- [Exercise aim] Leave the pictures out. Return all other data exactly.

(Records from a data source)
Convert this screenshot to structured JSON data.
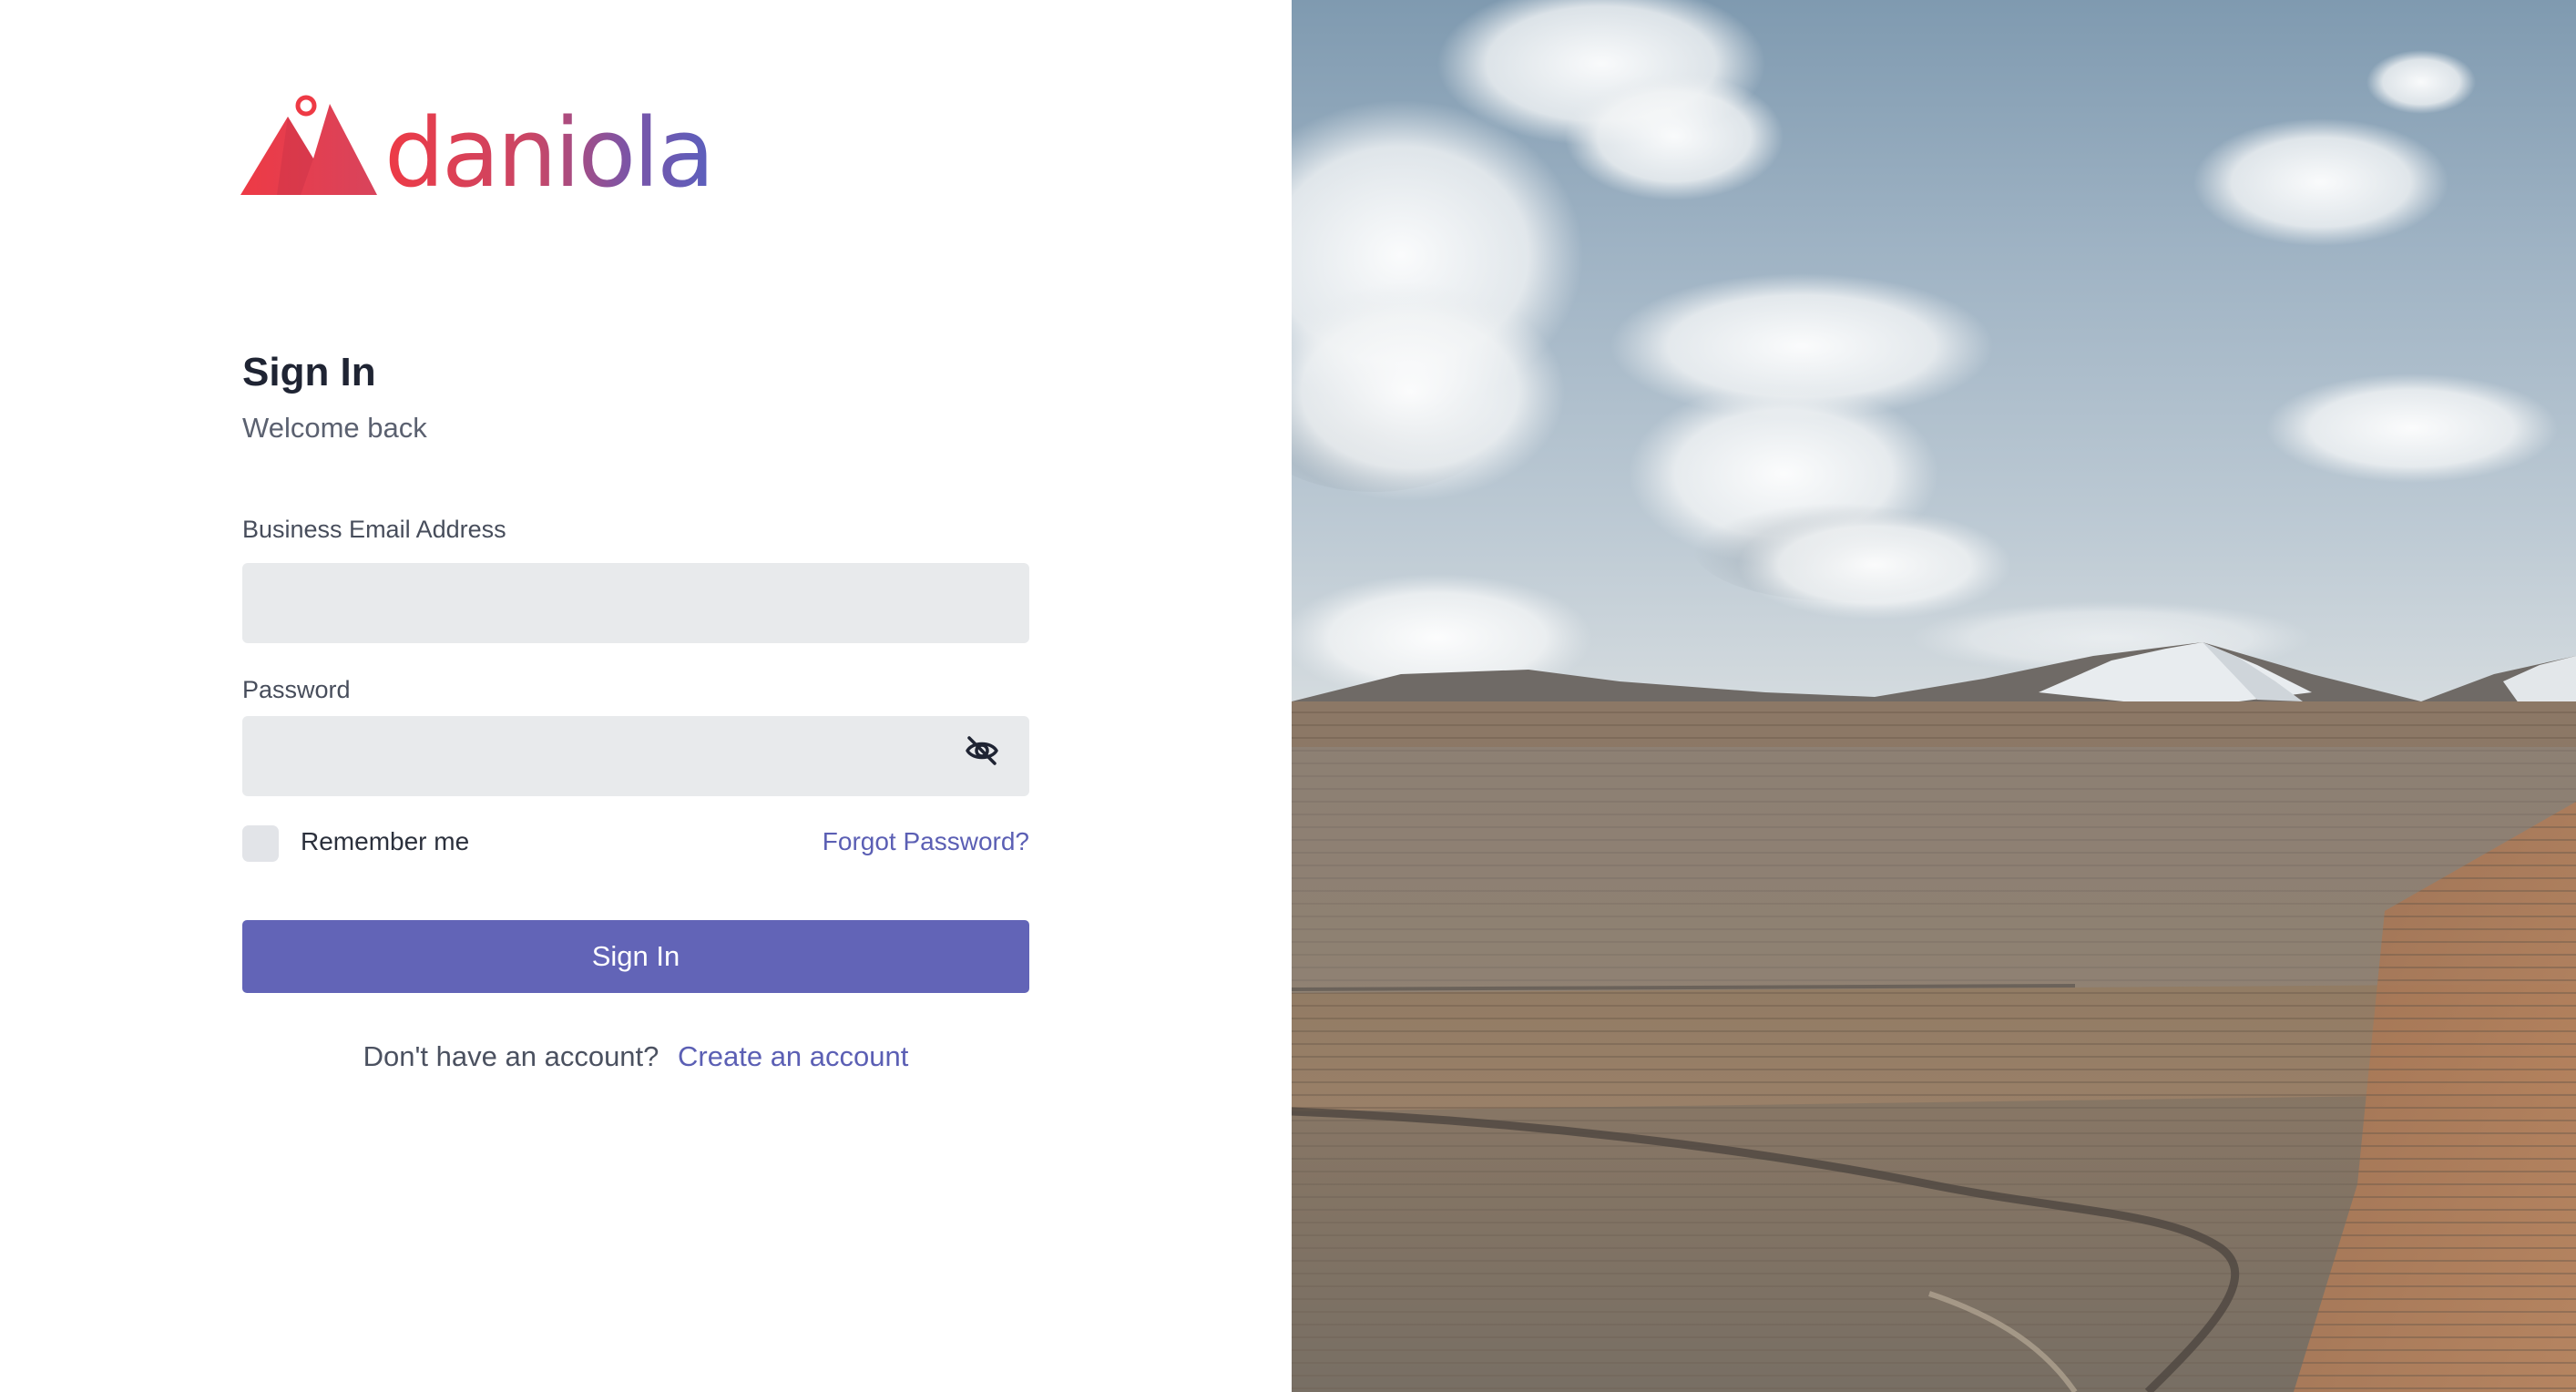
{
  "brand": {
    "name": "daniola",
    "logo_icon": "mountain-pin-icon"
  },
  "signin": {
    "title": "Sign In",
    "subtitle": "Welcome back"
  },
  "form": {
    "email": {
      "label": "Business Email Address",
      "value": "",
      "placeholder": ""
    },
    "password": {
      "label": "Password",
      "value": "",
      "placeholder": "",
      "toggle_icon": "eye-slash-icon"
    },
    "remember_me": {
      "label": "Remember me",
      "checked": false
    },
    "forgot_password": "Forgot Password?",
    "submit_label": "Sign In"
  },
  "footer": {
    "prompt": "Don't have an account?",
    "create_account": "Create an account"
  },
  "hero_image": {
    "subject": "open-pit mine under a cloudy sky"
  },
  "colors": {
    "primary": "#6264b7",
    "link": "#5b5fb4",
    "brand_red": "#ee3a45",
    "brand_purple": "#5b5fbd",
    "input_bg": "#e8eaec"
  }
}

- [Task answer]
Convert this screenshot to structured JSON data.
{
  "brand": {
    "name": "daniola",
    "logo_icon": "mountain-pin-icon"
  },
  "signin": {
    "title": "Sign In",
    "subtitle": "Welcome back"
  },
  "form": {
    "email": {
      "label": "Business Email Address",
      "value": "",
      "placeholder": ""
    },
    "password": {
      "label": "Password",
      "value": "",
      "placeholder": "",
      "toggle_icon": "eye-slash-icon"
    },
    "remember_me": {
      "label": "Remember me",
      "checked": false
    },
    "forgot_password": "Forgot Password?",
    "submit_label": "Sign In"
  },
  "footer": {
    "prompt": "Don't have an account?",
    "create_account": "Create an account"
  },
  "hero_image": {
    "subject": "open-pit mine under a cloudy sky"
  },
  "colors": {
    "primary": "#6264b7",
    "link": "#5b5fb4",
    "brand_red": "#ee3a45",
    "brand_purple": "#5b5fbd",
    "input_bg": "#e8eaec"
  }
}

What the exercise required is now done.